It has been a exceptional training performance by Simon Foster, who along with fellow expat handlers Peter Wolsley and Bart Rice, gamely and enthusiastically took on the challenge of flying the Korean flag overseas when all of their local counterparts this time opted to stay at home. Dolkong has been the example of the right horse, owned by the right owner and trained by the right trainer at exactly the right time.
If he’d have walked into a different barn when returning from injury last May, it’s possible that he’d be carrying top weight in Sunday’s class 1 handicap at Seoul. Instead he’s on one of the richest and most watched stages in world racing. Simon Foster has been an exceptional ambassador and along with others including groom and rider Lizzy Stubbington and for Dolkong’s last three runs, veteran jockey Oliver Doleuze, has forged a formidable team.
Now they must go again on what is a momentous night for Korean racing (and for a small farm in Virginia). Seoul Racecourse will be open overnight on Saturday and into the small hours of Sunday and a group of racing fans are expected to gather to watch the live coverage (the race starts at 1.40am Seoul time) while a sizeable Korean contingent is out at Meydan.

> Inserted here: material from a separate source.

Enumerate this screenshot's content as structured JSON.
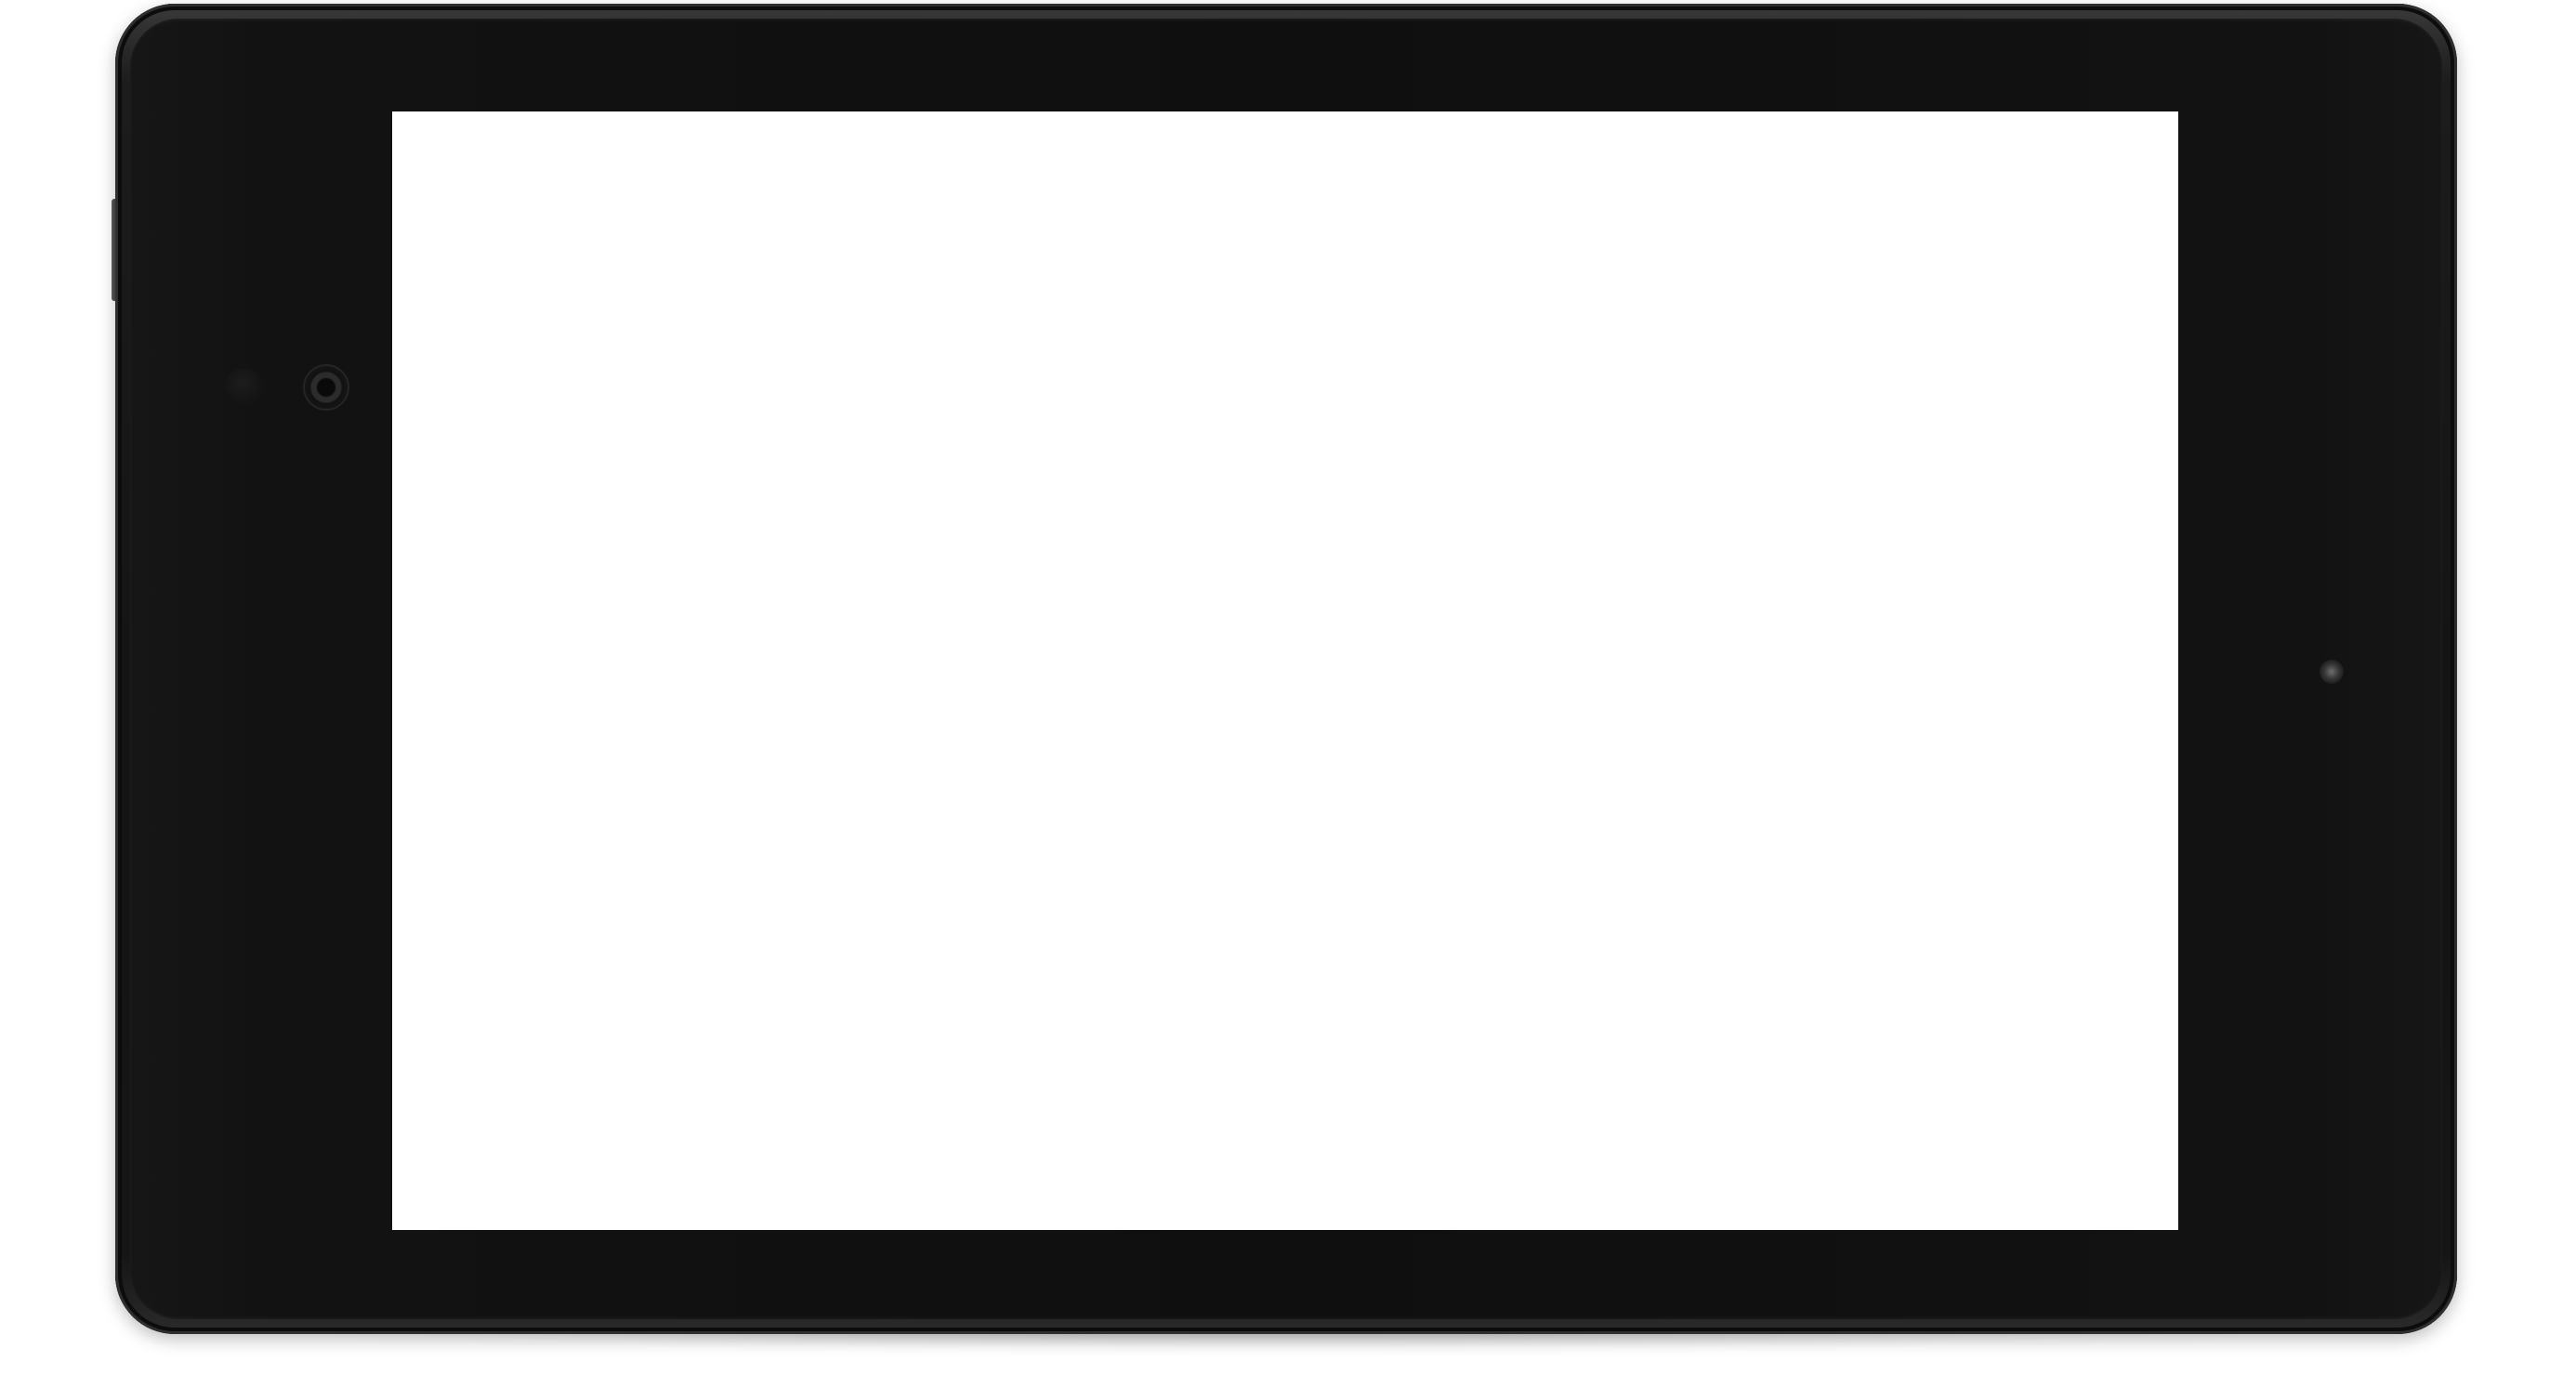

After the Curlin, we convinced ourselves that it was job done and anything else was a bonus. After the Al Maktoum Challenge R3, we did the same. Now, lowest rated, widest drawn and with a closing style that doesn’t really suit most dirt races at Meydan, Dolkong is up against it again. He’ll give his best.